Time to start planning her next beach holiday at Te Ngaere, says Sarah Ell.
A long time ago, in the era Before Children, my husband and I took a relaxing road trip holiday around the Far North, fantasising about where we could have a bach. We stumbled upon what we felt was the ultimate destination at Te Ngaere, north of the Bay of Islands on the coast road between Matauri Bay and Whangaroa Harbour.
This year, now with two preschoolers in tow, we finally made it back there, hiring a bach for four nights to find out if it was as good as it looked. Short answer: Yes, it certainly is.
Following winding roads north of Kerikeri, we find our home for the week, just over the road from the beautiful curving beach. It's definitely more of a "holiday house" than a bach, with a huge, fully enclosed section and a massive deck. And best of all, it's beautifully quiet (our kids excepted). At night we sleep with the windows open and can hear the surf rolling lazily on to the sand.

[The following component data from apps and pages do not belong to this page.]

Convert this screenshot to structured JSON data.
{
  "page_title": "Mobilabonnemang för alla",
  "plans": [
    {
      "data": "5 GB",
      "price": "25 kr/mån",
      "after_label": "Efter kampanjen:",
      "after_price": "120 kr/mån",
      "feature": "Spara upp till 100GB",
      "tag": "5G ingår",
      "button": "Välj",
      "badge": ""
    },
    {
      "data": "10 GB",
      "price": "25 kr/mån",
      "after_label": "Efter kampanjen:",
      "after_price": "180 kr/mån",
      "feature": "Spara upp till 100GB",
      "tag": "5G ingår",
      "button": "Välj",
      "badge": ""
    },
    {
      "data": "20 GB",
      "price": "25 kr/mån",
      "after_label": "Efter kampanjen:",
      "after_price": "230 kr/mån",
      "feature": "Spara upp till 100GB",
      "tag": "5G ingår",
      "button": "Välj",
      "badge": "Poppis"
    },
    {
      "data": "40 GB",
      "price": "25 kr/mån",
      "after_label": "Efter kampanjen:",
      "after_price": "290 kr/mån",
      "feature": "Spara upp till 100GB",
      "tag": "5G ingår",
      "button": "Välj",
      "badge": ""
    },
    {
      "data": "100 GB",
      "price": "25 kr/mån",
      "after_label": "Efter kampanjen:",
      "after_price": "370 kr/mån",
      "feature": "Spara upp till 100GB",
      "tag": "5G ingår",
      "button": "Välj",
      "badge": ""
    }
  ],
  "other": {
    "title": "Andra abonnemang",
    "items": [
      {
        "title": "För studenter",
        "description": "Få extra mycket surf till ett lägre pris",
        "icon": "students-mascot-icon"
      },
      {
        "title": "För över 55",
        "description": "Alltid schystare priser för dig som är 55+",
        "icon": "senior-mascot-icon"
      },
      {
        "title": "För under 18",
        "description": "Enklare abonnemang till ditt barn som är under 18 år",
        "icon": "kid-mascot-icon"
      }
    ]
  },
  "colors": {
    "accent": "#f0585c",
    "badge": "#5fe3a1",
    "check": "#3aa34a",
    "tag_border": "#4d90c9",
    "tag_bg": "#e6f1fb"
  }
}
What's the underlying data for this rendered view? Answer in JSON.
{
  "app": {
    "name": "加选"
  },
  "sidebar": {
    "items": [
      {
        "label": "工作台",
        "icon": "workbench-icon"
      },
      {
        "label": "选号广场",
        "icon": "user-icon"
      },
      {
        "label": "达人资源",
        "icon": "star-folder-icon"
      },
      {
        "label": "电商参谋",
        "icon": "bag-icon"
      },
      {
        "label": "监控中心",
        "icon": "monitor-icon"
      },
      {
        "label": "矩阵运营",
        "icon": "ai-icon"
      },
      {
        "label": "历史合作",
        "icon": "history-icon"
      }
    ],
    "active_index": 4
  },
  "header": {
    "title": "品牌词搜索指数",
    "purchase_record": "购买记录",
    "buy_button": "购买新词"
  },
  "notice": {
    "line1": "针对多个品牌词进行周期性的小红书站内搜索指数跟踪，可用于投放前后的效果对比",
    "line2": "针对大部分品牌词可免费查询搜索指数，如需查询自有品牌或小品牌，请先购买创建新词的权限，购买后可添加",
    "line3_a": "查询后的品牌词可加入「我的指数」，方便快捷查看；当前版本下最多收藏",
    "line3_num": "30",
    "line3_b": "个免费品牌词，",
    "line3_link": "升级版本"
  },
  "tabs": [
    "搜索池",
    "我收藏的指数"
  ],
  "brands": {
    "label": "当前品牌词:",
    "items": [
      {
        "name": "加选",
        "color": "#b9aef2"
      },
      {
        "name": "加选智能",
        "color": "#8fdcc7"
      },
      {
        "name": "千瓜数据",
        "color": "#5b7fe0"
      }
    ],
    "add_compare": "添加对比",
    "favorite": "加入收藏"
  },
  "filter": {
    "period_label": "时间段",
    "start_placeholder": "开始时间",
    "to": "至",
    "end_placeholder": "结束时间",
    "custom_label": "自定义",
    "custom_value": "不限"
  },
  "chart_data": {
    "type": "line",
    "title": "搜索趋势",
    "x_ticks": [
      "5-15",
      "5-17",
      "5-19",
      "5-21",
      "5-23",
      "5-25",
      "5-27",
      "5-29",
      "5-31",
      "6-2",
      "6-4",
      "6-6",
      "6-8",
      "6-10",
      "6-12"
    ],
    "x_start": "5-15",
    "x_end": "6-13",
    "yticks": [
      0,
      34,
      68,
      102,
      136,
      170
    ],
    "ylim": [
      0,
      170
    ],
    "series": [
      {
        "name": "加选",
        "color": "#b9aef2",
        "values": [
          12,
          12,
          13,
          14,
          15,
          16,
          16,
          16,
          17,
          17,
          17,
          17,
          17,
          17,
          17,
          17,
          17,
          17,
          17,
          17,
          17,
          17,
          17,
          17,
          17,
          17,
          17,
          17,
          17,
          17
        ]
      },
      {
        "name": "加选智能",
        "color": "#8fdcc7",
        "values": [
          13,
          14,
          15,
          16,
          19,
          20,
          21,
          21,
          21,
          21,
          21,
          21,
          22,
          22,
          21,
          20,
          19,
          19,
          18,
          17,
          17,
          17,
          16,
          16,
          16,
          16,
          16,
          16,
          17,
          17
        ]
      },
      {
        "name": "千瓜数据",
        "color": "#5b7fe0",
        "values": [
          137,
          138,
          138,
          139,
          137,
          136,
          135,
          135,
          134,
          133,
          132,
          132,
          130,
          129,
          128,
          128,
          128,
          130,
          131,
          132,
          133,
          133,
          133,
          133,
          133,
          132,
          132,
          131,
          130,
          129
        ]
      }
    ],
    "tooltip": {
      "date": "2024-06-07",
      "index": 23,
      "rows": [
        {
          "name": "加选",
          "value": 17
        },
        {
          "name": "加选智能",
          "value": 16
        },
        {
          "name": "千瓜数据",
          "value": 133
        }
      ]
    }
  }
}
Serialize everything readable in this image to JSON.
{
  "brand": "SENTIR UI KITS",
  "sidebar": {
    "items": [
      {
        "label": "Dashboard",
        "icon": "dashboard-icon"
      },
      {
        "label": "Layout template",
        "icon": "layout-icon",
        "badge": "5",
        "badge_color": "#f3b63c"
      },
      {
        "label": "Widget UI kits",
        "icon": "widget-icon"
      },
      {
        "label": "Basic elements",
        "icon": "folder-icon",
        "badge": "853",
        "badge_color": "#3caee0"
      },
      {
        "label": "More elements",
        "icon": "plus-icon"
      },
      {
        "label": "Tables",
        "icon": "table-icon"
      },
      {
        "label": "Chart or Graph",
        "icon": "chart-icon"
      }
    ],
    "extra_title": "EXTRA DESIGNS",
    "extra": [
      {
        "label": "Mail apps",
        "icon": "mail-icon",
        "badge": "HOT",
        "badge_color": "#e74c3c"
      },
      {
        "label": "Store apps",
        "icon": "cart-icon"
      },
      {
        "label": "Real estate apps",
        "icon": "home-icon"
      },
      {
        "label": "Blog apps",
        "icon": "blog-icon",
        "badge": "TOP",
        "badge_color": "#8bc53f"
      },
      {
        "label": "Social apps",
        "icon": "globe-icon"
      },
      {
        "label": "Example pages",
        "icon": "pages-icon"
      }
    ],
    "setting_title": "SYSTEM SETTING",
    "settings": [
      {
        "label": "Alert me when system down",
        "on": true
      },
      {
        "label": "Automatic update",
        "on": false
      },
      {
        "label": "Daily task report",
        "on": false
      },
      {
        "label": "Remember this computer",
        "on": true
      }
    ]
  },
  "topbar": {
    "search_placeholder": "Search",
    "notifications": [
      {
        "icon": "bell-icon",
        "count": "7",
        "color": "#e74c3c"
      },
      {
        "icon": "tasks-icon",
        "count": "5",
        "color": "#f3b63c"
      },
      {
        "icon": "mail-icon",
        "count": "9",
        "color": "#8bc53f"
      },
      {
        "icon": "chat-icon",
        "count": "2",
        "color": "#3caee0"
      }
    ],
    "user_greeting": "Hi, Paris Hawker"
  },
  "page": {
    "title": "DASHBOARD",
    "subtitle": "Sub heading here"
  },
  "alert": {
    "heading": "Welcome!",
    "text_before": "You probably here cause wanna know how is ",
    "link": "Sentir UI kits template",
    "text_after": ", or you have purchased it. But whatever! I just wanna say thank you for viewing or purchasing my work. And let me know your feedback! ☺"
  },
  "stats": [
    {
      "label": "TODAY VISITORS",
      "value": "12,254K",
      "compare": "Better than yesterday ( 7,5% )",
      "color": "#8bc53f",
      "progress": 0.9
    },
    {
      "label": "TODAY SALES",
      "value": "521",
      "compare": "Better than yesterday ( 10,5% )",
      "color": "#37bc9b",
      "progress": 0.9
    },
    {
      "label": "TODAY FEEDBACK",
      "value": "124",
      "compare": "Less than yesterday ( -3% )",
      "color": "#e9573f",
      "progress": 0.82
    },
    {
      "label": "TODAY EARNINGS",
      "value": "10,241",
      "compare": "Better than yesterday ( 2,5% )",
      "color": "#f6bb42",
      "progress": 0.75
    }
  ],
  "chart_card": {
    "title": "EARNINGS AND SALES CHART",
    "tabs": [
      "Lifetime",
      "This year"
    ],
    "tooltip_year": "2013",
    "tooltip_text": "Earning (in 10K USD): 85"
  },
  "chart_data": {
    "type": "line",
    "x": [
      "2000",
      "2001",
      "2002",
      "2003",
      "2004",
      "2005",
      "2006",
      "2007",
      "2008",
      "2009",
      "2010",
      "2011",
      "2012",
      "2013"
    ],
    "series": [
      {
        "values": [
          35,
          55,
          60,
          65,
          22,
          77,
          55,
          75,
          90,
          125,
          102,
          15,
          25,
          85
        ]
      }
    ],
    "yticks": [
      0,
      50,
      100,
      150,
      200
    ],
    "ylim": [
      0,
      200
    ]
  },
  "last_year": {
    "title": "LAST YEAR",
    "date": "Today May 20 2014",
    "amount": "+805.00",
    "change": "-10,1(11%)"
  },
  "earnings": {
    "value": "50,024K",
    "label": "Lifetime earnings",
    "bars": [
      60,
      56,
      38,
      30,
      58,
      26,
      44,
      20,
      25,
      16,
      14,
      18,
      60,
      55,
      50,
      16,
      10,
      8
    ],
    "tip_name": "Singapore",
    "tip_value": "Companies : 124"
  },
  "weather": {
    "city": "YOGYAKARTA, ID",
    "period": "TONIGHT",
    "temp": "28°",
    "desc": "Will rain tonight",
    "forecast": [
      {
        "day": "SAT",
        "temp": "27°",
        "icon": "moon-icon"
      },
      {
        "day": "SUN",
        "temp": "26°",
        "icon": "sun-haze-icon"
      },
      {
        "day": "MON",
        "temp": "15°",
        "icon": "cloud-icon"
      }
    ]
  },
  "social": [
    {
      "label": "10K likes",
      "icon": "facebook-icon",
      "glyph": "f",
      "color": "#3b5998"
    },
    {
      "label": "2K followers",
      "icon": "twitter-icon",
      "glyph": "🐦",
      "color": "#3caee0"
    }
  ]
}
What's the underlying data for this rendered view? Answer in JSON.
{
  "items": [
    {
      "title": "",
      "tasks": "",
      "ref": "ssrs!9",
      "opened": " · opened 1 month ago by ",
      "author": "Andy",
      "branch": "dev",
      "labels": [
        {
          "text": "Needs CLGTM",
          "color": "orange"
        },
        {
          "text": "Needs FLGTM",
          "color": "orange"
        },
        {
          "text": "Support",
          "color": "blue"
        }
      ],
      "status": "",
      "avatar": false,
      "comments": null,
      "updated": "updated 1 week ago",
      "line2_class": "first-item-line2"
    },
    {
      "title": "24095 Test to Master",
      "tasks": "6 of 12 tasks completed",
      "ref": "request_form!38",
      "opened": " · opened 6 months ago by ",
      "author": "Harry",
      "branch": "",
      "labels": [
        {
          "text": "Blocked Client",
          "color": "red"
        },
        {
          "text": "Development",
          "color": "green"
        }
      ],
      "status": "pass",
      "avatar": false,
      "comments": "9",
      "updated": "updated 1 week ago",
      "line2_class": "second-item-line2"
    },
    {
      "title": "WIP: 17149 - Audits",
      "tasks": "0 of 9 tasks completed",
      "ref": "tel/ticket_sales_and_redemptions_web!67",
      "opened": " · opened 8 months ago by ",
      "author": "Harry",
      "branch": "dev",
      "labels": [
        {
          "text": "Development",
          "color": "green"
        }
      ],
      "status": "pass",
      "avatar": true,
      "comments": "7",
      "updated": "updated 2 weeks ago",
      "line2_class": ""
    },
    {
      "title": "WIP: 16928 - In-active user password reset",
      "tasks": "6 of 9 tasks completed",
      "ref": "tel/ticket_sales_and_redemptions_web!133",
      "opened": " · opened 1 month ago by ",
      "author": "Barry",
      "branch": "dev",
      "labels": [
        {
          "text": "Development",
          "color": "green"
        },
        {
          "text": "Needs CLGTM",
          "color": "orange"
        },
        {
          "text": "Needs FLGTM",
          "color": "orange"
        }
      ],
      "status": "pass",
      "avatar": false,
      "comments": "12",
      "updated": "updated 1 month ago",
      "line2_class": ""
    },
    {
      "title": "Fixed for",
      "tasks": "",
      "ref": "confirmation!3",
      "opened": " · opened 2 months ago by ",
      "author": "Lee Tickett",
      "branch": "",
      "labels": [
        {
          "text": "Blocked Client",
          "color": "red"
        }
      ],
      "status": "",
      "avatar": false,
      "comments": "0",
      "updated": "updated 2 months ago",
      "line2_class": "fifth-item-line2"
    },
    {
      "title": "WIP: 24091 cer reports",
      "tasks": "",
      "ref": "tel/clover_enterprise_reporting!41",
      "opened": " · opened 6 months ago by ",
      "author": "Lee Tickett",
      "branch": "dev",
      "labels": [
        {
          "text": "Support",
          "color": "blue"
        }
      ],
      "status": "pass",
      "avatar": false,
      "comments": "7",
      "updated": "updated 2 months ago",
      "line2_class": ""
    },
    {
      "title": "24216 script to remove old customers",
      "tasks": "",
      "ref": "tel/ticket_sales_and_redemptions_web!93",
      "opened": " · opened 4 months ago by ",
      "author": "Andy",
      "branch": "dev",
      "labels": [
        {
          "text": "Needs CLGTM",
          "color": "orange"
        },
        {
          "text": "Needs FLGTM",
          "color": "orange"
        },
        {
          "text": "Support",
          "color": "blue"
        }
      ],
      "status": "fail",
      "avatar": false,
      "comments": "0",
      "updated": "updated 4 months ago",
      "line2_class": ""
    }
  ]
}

Thanks to 2015's golden summer, each day of our break dawns fine and sunny, with light breezes. Although our kids aren't quite old enough to handle a full day at the beach, it's just a few steps from the bach, so we can return to base for food and rests.
Four-year-old Florian tries boogie-boarding for the first time in the gentle surf, and 2-year-old Natalie enjoys playing in the soft pinky-gold sand. With older kids and few beach toys — kayaks, maybe a small yacht to explore the coast and rocky islands offshore — you could have them entertained for the whole day.
One day we take a trip back over the hill to Matauri Bay, one of the north's most beautiful white-sand beaches. Though most of the bay is privately owned, there is a campground at the northern end. The Rainbow Warrior rests near here, and the Chris Booth sculpture which commemorates it stands high on the hill above the campground.
You'd need to have visited here before to find the start of the track to it, and large signs warn against entering the campground unless you're staying there, but apparently respectful visitors are welcome. We climb the steep hill to be rewarded with not only the sculpture's archway but also a stunning view of the coast and the Cavalli Islands. The sea is an almost unnatural bright turquoise, and we can see right through the swelling lines of surf rolling on to the beach.
The next day, having climbed one hill carrying a toddler in a backpack, my husband decides we should take on another, this time the scramble to the top of St Paul's Rock, which towers above the harbour settlement of Whangaroa. After a decent climb, including some rock-scrambling — there is a chain to hang on to, and it doesn't pay to look down — we are rewarded with spectacular views of the long, deep harbour.
Such a scramble deserves a fish and chip lunch at the pub, and we enjoy fresh fish and a great view of the small marina through tropical-looking palm trees. And the fish doesn't come any fresher than this: the kids and I watch a wild-bearded, snaggle-toothed local fisherman unloading his catch at the wharf over the road, carefully stacking snapper into a fish bin.
"Wow, that's a whopper!" says Florian.
"Na, mate — this is a whopper," he says dryly, and whump! flops out the biggest snapper I have ever seen. Florian's eyes are nearly as big as the fish's.
The Kiwi bach holiday of sun and sand, barbecues, icecreams and fish and chips might sounds like a cliche, but there's a good reason for its enduring popularity: it's simply the best way to spend the summer.
Te Ngaere was everything we hoped for, and although we may never be lucky enough to have a permanent place there, it's nice to know we can visit whenever we like.
Need to know
Te Ngaere is about half an hour's drive north of Kerikeri, on Wainui Rd, which then runs for about another 20km to the Whangaroa Harbour. There are several baches to rent on bookabach.co.nz and holidayhouses.co.nz. Our bach cost $300 a night in the peak season. Sleeps at least 6.